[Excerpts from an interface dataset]
• • •

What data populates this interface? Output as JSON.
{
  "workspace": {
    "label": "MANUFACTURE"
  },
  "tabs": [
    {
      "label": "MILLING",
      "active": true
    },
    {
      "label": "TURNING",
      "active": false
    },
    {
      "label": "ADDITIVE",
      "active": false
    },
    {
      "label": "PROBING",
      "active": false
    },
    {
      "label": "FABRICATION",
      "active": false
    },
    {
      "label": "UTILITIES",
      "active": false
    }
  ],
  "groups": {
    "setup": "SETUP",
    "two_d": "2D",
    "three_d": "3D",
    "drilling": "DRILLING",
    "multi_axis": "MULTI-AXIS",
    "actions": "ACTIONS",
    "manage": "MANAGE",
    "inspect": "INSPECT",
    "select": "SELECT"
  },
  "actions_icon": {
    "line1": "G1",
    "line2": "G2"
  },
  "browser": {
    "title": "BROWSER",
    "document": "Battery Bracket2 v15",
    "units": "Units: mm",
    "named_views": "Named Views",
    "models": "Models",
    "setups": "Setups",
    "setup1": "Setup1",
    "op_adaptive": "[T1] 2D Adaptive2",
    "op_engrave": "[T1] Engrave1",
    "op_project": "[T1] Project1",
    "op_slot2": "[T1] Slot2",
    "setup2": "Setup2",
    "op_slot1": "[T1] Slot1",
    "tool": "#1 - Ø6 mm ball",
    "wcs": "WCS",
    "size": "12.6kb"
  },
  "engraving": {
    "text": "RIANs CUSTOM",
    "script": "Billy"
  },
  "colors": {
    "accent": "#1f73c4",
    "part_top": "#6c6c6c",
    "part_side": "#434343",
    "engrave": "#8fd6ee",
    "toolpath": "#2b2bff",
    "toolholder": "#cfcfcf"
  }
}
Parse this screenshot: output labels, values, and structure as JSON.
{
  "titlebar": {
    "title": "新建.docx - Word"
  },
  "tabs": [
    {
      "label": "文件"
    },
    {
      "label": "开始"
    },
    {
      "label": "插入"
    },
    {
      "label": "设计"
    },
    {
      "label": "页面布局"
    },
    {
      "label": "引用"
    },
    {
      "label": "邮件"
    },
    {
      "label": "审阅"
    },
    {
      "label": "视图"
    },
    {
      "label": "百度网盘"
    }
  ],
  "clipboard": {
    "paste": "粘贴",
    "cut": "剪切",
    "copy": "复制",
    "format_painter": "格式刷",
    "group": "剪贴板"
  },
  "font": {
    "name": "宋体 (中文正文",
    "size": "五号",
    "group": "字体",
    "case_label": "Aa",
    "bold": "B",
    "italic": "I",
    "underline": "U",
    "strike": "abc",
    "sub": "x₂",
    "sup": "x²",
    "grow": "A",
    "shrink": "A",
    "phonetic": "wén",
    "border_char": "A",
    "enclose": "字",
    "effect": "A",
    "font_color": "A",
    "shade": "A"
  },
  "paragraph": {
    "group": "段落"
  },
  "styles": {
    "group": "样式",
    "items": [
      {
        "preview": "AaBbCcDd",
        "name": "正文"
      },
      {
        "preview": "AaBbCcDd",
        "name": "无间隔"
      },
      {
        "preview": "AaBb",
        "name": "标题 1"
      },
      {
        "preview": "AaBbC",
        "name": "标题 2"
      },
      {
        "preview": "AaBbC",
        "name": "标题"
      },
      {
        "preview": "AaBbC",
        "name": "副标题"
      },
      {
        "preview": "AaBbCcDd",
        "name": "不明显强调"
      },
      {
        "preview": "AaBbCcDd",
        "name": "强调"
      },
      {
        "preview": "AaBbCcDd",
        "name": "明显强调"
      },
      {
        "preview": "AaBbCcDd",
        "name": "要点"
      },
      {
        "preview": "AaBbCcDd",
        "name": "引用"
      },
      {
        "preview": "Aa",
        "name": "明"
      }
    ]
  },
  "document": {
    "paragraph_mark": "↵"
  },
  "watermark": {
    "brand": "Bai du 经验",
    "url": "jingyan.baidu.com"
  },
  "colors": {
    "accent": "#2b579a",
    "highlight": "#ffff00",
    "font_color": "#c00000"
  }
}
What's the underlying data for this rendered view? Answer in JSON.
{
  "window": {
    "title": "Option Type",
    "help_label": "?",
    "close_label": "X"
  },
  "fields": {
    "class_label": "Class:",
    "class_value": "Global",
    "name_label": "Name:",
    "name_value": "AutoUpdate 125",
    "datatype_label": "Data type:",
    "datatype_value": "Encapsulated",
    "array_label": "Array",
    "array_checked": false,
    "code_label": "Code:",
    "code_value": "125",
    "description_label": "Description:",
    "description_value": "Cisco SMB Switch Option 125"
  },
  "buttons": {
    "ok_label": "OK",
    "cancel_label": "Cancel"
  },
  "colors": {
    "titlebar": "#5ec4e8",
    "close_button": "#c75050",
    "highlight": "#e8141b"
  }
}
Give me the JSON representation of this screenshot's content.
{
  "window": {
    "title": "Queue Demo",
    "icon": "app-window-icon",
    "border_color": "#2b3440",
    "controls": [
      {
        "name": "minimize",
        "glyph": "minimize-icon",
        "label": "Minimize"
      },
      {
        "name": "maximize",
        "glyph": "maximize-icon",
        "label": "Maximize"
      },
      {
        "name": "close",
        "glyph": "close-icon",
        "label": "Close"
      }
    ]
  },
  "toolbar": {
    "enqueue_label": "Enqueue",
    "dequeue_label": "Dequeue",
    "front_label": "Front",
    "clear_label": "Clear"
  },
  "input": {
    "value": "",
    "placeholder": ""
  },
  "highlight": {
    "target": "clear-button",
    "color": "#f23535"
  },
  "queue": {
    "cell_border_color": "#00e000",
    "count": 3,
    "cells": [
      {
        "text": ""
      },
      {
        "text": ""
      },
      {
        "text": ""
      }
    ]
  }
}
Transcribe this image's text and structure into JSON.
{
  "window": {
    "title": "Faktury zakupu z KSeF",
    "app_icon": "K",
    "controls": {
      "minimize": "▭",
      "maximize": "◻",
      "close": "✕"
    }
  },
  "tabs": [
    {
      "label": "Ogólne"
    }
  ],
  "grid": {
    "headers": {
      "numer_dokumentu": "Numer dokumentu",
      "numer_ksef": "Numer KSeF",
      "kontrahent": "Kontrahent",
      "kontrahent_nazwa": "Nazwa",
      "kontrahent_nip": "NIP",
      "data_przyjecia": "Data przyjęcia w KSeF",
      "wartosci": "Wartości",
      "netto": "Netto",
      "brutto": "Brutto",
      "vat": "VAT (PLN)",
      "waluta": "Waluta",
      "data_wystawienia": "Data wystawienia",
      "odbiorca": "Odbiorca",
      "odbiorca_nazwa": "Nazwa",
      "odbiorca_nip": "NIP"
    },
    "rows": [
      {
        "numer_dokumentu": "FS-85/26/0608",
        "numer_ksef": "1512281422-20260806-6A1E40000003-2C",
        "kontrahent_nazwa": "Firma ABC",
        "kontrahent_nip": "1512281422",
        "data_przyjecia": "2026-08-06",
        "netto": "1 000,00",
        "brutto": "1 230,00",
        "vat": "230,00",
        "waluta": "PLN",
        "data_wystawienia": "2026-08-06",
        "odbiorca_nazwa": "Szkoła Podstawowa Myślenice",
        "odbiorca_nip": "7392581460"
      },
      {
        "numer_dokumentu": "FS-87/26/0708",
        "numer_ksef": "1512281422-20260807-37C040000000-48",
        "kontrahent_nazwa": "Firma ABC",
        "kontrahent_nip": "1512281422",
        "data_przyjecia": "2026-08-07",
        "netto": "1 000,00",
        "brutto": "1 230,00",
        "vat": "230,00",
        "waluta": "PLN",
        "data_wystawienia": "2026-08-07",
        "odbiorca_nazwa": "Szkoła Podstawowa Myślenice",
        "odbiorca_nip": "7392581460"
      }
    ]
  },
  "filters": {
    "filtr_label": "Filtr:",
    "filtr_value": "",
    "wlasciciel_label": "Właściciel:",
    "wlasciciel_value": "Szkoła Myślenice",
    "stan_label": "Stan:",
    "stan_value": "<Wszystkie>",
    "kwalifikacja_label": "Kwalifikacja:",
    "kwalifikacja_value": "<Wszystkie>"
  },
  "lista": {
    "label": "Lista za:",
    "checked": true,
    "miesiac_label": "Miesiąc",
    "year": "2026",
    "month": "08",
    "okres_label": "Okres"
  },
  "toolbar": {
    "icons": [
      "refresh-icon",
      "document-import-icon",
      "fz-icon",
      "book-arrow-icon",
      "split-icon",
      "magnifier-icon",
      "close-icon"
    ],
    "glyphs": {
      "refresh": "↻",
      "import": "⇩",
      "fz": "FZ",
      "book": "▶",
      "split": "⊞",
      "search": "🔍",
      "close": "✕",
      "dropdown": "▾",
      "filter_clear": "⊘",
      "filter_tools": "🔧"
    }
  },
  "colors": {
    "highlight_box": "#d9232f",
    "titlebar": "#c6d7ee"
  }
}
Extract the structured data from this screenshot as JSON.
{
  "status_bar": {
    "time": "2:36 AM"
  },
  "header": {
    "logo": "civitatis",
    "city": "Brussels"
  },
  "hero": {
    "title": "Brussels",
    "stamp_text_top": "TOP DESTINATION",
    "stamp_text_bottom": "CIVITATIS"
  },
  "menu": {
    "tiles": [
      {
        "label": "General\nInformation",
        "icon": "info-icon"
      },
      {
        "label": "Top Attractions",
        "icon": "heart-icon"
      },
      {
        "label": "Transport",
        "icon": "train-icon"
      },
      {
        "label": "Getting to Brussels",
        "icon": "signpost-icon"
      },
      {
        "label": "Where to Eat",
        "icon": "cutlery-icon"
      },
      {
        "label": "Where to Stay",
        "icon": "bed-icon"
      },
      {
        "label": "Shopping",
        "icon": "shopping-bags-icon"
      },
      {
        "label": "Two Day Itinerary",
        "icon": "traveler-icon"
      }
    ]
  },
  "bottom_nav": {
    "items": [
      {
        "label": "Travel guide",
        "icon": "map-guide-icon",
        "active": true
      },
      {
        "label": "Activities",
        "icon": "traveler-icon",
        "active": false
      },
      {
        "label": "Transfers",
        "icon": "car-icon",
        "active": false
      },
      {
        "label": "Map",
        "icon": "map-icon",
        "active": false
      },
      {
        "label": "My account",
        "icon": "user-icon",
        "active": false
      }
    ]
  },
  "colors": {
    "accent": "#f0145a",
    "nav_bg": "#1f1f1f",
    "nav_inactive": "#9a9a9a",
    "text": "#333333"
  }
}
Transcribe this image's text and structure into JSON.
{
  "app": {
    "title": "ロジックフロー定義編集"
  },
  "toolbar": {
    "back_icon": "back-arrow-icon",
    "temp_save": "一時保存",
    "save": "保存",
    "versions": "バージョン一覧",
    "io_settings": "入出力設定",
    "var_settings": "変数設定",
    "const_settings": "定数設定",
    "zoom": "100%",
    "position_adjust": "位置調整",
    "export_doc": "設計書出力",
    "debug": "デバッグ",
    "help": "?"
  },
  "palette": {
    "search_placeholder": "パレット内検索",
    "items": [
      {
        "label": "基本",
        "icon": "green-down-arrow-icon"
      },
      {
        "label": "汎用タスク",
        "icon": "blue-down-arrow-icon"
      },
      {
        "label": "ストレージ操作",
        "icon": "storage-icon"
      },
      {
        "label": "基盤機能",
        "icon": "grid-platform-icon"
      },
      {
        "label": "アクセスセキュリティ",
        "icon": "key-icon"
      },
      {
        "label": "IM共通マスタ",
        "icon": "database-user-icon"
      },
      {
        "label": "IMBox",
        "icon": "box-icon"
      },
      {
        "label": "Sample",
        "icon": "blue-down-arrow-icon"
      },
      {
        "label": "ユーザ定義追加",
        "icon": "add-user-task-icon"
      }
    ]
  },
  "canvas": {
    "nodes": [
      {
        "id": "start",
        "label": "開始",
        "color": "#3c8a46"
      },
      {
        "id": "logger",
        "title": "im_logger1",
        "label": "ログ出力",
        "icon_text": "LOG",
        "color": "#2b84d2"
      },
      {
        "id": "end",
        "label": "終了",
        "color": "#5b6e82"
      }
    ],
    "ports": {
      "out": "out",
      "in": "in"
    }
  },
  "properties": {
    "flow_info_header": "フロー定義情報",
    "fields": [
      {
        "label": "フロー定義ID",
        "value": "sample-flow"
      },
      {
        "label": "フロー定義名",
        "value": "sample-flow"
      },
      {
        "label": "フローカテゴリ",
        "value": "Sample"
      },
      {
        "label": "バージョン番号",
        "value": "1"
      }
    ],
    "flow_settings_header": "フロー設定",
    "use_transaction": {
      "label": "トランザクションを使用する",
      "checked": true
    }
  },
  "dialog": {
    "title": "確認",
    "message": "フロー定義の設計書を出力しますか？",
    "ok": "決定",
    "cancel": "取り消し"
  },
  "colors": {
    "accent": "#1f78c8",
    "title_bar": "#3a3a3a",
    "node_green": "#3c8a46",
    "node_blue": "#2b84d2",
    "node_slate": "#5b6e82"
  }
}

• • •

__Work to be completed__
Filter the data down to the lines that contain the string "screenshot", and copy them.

__Written response__
Parse this screenshot: output labels, values, and structure as JSON.
Give me the JSON representation of this screenshot's content.
Extract the structured data from this screenshot as JSON.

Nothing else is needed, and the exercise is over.